* **What you have to do**: Locate the string "this" in the records below. Copy every line where it occurs.

[Entries from a dataset of interfaces]
Segment Open
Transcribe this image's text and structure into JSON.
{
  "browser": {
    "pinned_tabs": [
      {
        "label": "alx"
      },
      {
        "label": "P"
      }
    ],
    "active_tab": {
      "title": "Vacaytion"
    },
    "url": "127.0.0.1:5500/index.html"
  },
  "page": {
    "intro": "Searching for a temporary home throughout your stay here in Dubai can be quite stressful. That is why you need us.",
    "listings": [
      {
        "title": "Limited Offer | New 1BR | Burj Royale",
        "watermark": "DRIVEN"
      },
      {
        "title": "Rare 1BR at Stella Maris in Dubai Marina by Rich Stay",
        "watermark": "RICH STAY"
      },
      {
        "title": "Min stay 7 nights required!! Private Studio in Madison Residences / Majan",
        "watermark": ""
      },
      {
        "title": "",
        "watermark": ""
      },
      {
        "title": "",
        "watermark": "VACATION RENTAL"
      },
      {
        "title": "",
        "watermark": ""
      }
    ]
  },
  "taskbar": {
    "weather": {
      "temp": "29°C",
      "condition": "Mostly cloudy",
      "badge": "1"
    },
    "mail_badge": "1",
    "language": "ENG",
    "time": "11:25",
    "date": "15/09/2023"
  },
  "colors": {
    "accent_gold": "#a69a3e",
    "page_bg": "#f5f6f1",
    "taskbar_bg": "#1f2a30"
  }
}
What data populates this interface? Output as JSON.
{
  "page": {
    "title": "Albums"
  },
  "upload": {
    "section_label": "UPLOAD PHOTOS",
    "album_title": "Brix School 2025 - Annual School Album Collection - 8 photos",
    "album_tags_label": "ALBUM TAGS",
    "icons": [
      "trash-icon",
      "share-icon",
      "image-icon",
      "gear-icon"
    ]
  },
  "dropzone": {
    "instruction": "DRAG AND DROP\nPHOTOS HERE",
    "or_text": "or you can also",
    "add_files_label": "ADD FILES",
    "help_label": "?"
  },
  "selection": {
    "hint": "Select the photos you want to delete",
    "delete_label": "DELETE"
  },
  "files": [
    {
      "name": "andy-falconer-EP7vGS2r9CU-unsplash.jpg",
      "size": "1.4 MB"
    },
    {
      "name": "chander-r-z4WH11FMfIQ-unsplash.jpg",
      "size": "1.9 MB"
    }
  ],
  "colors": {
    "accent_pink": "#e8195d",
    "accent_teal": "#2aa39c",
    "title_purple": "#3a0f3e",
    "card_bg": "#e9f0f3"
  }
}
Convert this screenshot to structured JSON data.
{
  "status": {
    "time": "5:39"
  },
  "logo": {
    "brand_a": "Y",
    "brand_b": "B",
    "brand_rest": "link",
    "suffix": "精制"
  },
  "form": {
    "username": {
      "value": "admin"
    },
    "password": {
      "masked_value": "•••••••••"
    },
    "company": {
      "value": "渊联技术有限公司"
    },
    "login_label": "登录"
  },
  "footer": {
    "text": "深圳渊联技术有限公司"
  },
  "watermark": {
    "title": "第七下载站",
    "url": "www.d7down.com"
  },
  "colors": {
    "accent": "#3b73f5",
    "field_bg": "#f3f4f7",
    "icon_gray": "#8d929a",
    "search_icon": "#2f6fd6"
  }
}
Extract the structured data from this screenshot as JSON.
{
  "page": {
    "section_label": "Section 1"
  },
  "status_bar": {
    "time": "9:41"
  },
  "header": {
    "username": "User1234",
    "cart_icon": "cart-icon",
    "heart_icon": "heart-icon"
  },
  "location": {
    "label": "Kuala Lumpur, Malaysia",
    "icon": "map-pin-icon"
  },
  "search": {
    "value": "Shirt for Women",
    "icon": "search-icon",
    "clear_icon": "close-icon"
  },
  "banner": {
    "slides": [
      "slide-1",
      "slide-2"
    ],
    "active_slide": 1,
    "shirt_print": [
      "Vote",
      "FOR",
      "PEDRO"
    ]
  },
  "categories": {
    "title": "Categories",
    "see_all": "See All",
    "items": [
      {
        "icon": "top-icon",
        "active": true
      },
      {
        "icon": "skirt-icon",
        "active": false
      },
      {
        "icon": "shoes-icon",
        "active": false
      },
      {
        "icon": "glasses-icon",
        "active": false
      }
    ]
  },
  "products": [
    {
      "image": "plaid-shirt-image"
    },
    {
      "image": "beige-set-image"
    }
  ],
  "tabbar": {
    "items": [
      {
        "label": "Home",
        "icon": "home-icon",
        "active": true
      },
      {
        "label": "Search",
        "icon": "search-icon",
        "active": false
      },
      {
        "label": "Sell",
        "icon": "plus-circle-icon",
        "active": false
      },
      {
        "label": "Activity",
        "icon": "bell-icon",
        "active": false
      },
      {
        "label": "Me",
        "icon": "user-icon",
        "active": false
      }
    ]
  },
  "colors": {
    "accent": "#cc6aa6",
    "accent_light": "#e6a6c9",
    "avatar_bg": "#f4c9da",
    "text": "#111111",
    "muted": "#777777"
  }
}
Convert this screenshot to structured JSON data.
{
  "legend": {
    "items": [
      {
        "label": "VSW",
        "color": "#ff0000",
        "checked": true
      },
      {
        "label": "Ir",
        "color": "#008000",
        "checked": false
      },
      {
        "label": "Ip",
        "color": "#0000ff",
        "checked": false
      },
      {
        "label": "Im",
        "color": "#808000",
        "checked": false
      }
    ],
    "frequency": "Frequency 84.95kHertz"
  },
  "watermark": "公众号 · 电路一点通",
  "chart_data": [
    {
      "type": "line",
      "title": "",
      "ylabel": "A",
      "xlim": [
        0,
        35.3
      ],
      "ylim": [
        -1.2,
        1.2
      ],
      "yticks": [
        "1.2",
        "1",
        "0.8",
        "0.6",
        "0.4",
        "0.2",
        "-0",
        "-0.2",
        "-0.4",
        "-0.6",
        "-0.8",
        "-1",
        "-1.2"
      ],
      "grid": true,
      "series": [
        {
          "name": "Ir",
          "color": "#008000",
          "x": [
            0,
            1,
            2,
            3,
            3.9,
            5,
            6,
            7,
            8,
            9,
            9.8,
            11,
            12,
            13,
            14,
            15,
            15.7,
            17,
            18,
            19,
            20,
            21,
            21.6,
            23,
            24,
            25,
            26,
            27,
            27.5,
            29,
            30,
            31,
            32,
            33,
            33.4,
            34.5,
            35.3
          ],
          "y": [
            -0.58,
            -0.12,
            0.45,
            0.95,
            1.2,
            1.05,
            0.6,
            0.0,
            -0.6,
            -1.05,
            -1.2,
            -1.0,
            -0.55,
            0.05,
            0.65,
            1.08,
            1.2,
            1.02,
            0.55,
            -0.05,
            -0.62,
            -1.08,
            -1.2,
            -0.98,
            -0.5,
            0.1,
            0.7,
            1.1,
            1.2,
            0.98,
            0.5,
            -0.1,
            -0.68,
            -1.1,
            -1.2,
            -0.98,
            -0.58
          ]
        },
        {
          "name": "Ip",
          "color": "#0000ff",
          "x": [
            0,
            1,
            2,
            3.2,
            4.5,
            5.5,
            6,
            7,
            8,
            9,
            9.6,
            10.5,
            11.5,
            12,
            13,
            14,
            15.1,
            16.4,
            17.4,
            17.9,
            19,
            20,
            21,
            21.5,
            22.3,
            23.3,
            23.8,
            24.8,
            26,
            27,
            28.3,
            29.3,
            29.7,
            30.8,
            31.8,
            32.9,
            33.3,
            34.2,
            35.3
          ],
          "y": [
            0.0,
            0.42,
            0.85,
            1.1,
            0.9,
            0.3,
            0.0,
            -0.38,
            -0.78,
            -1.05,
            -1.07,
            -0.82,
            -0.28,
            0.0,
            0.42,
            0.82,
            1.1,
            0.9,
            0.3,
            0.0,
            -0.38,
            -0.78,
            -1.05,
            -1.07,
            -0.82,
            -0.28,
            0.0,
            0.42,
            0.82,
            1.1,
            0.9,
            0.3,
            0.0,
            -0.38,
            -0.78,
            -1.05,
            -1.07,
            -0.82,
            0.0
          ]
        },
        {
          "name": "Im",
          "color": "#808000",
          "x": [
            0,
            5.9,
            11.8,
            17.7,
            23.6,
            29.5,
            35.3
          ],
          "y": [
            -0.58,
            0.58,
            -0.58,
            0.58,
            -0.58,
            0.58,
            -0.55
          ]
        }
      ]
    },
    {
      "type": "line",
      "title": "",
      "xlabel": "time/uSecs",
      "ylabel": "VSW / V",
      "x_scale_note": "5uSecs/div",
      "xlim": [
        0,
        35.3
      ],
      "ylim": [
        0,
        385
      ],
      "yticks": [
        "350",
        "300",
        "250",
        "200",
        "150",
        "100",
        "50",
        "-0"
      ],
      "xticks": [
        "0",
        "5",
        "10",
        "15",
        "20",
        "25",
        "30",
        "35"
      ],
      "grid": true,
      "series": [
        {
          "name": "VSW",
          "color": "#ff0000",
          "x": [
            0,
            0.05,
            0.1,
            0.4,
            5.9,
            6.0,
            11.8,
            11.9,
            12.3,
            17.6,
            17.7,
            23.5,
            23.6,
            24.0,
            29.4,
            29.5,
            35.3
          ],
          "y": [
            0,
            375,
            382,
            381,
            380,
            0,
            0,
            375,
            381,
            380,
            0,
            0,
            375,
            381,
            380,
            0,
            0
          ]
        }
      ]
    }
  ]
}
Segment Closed
* **Written response**:
Transcribe this image's text and structure into JSON.
What data populates this interface? Output as JSON.
Convert this screenshot to structured JSON data.
Extract the structured data from this screenshot as JSON.
Convert this screenshot to structured JSON data.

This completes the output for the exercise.